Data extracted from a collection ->
****
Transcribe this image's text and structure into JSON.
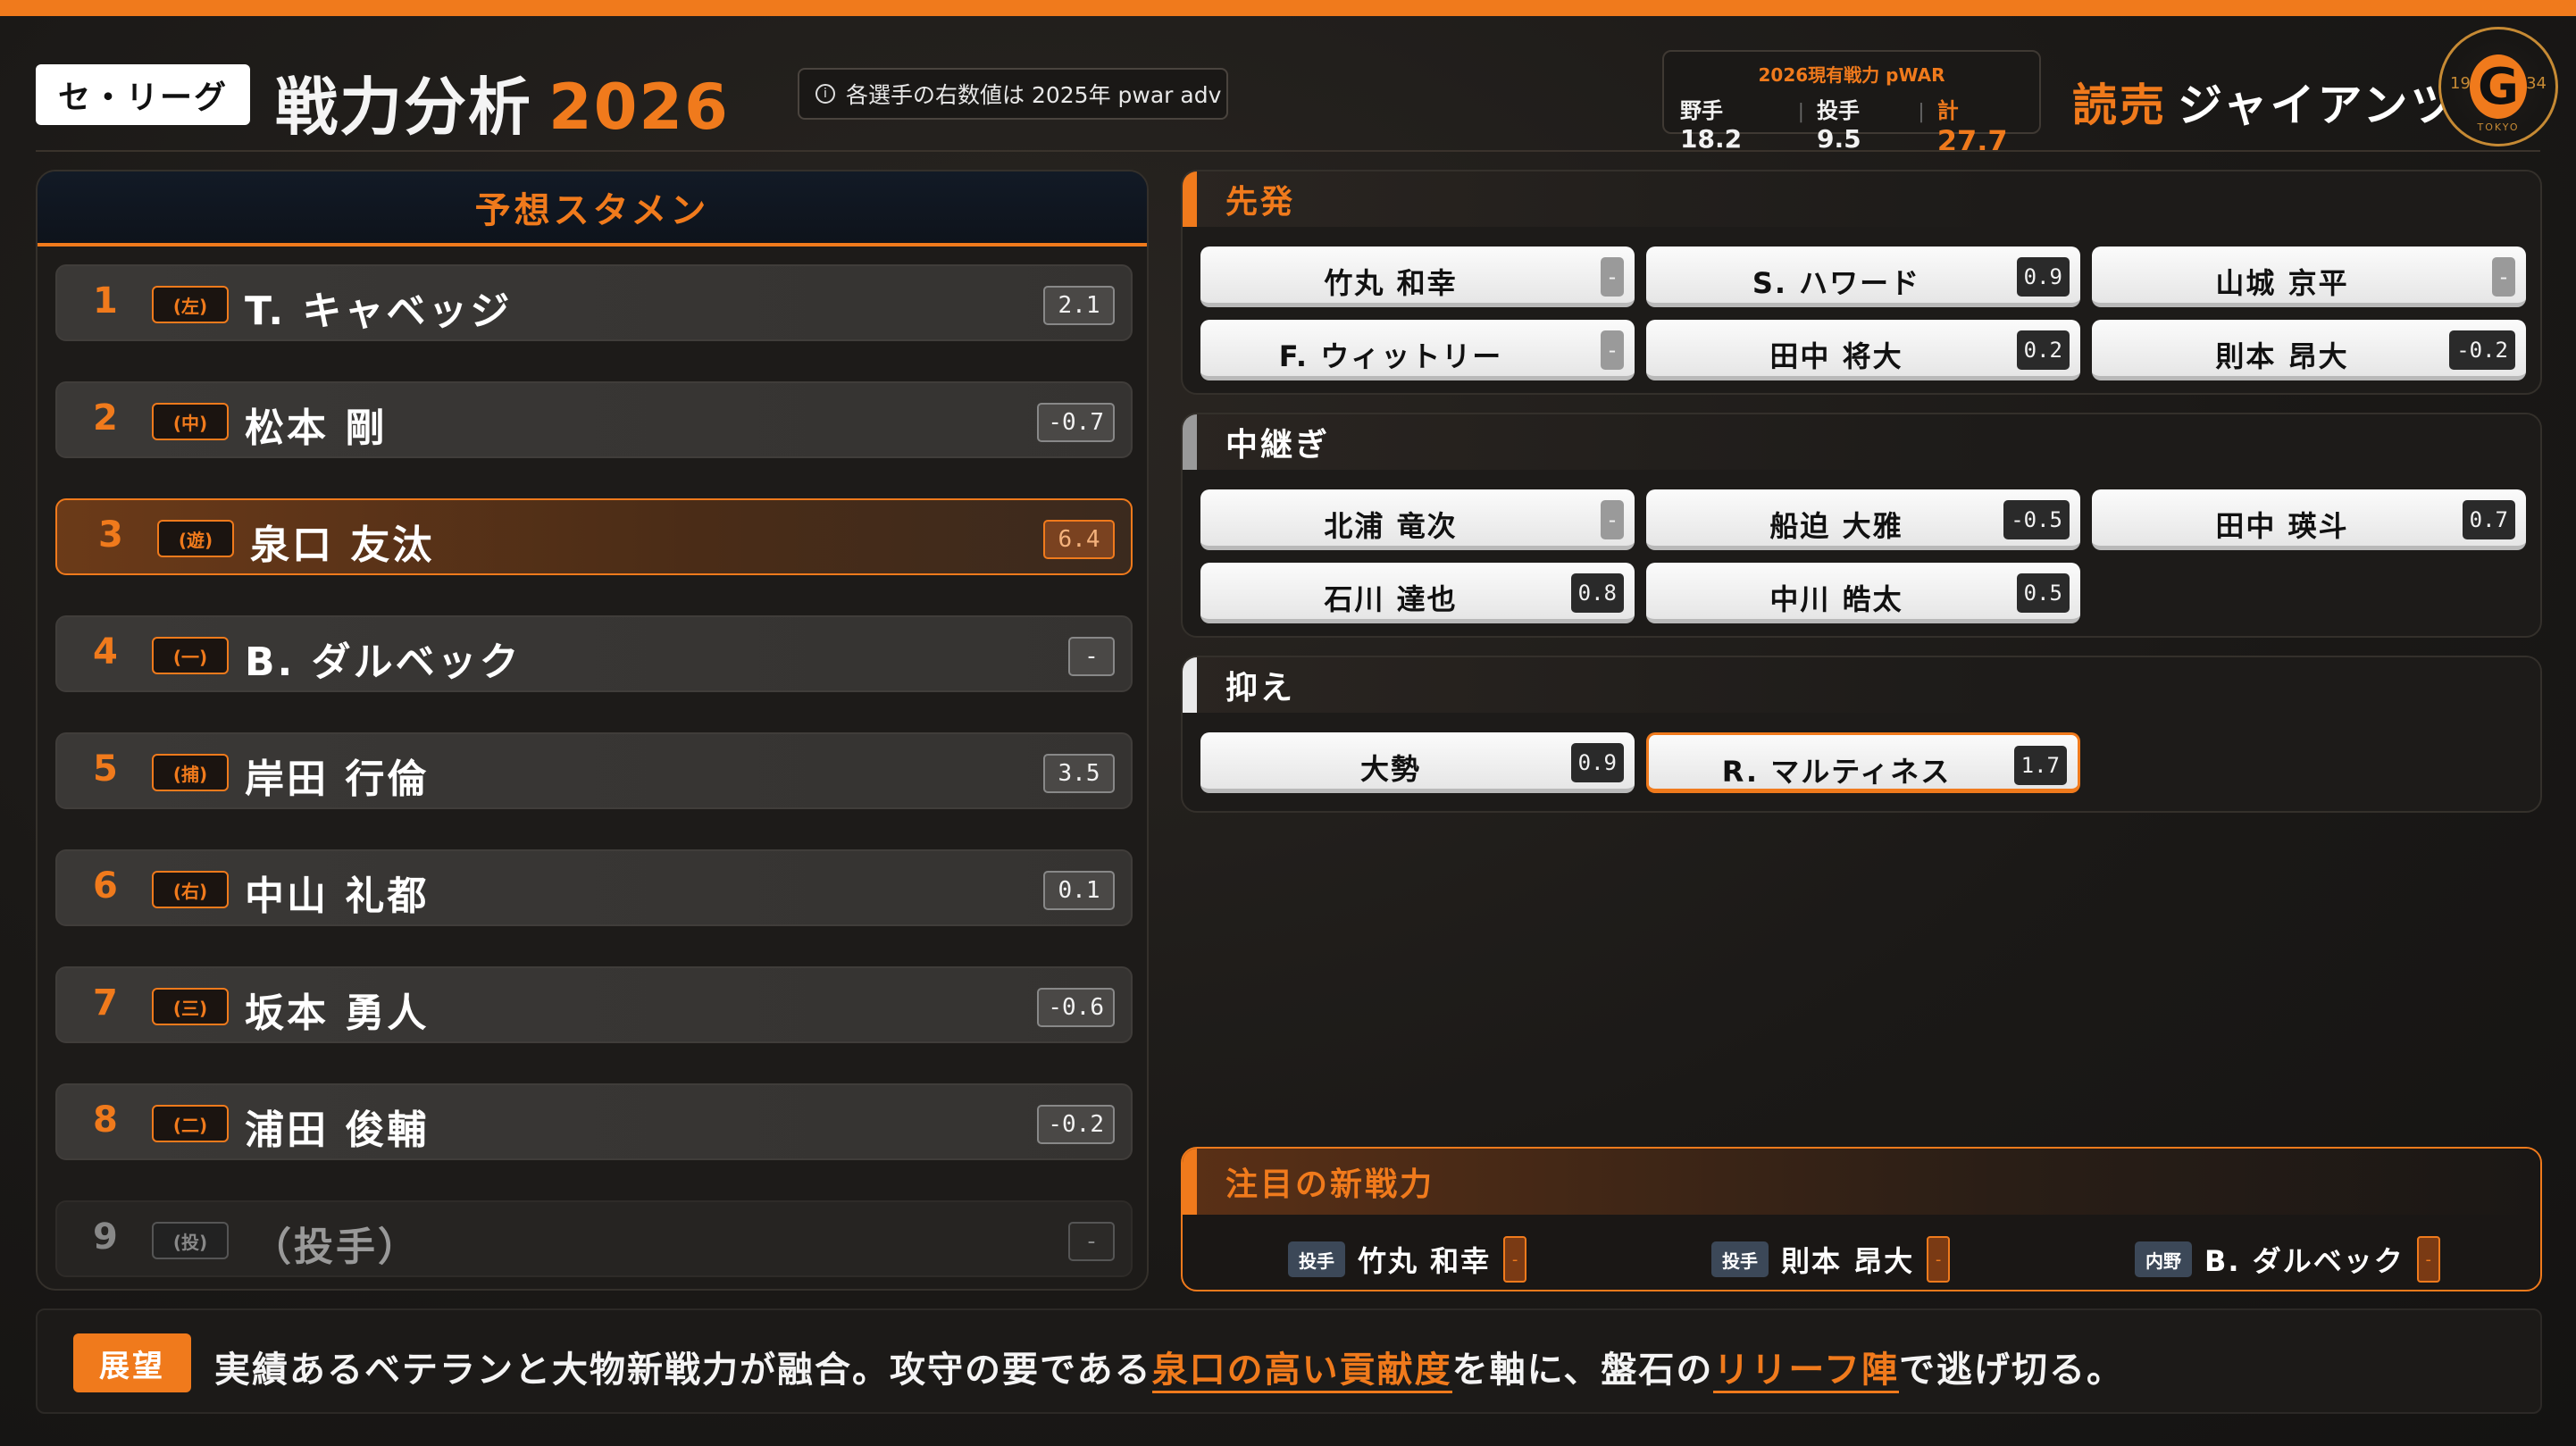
{
  "header": {
    "league": "セ・リーグ",
    "title": "戦力分析",
    "year": "2026",
    "note": "各選手の右数値は 2025年 pwar adv",
    "war_summary": {
      "title": "2026現有戦力 pWAR",
      "fielder_label": "野手",
      "fielder_value": "18.2",
      "pitcher_label": "投手",
      "pitcher_value": "9.5",
      "total_label": "計",
      "total_value": "27.7"
    },
    "team_prefix": "読売",
    "team_name": "ジャイアンツ",
    "logo": {
      "letter": "G",
      "year_left": "19",
      "year_right": "34",
      "city": "TOKYO"
    }
  },
  "lineup": {
    "title": "予想スタメン",
    "rows": [
      {
        "order": "1",
        "pos": "(左)",
        "name": "T. キャベッジ",
        "war": "2.1"
      },
      {
        "order": "2",
        "pos": "(中)",
        "name": "松本 剛",
        "war": "-0.7"
      },
      {
        "order": "3",
        "pos": "(遊)",
        "name": "泉口 友汰",
        "war": "6.4"
      },
      {
        "order": "4",
        "pos": "(一)",
        "name": "B. ダルベック",
        "war": "-"
      },
      {
        "order": "5",
        "pos": "(捕)",
        "name": "岸田 行倫",
        "war": "3.5"
      },
      {
        "order": "6",
        "pos": "(右)",
        "name": "中山 礼都",
        "war": "0.1"
      },
      {
        "order": "7",
        "pos": "(三)",
        "name": "坂本 勇人",
        "war": "-0.6"
      },
      {
        "order": "8",
        "pos": "(二)",
        "name": "浦田 俊輔",
        "war": "-0.2"
      },
      {
        "order": "9",
        "pos": "(投)",
        "name": "（投手）",
        "war": "-"
      }
    ]
  },
  "rotation": {
    "title": "先発",
    "players": [
      {
        "name": "竹丸 和幸",
        "war": "-"
      },
      {
        "name": "S. ハワード",
        "war": "0.9"
      },
      {
        "name": "山城 京平",
        "war": "-"
      },
      {
        "name": "F. ウィットリー",
        "war": "-"
      },
      {
        "name": "田中 将大",
        "war": "0.2"
      },
      {
        "name": "則本 昂大",
        "war": "-0.2"
      }
    ]
  },
  "middle": {
    "title": "中継ぎ",
    "players": [
      {
        "name": "北浦 竜次",
        "war": "-"
      },
      {
        "name": "船迫 大雅",
        "war": "-0.5"
      },
      {
        "name": "田中 瑛斗",
        "war": "0.7"
      },
      {
        "name": "石川 達也",
        "war": "0.8"
      },
      {
        "name": "中川 皓太",
        "war": "0.5"
      }
    ]
  },
  "closer": {
    "title": "抑え",
    "players": [
      {
        "name": "大勢",
        "war": "0.9"
      },
      {
        "name": "R. マルティネス",
        "war": "1.7"
      }
    ]
  },
  "new_players": {
    "title": "注目の新戦力",
    "items": [
      {
        "tag": "投手",
        "name": "竹丸 和幸",
        "war": "-"
      },
      {
        "tag": "投手",
        "name": "則本 昂大",
        "war": "-"
      },
      {
        "tag": "内野",
        "name": "B. ダルベック",
        "war": "-"
      }
    ]
  },
  "outlook": {
    "label": "展望",
    "text_1": "実績あるベテランと大物新戦力が融合。攻守の要である",
    "em_1": "泉口の高い貢献度",
    "text_2": "を軸に、盤石の",
    "em_2": "リリーフ陣",
    "text_3": "で逃げ切る。"
  },
  "colors": {
    "accent": "#f07a1c",
    "background": "#1b1917",
    "card": "#f2f2f2"
  }
}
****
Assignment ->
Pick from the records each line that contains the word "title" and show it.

Worked solution ->
    "title": "戦力分析",
      "title": "2026現有戦力 pWAR",
    "title": "予想スタメン",
    "title": "先発",
    "title": "中継ぎ",
    "title": "抑え",
    "title": "注目の新戦力",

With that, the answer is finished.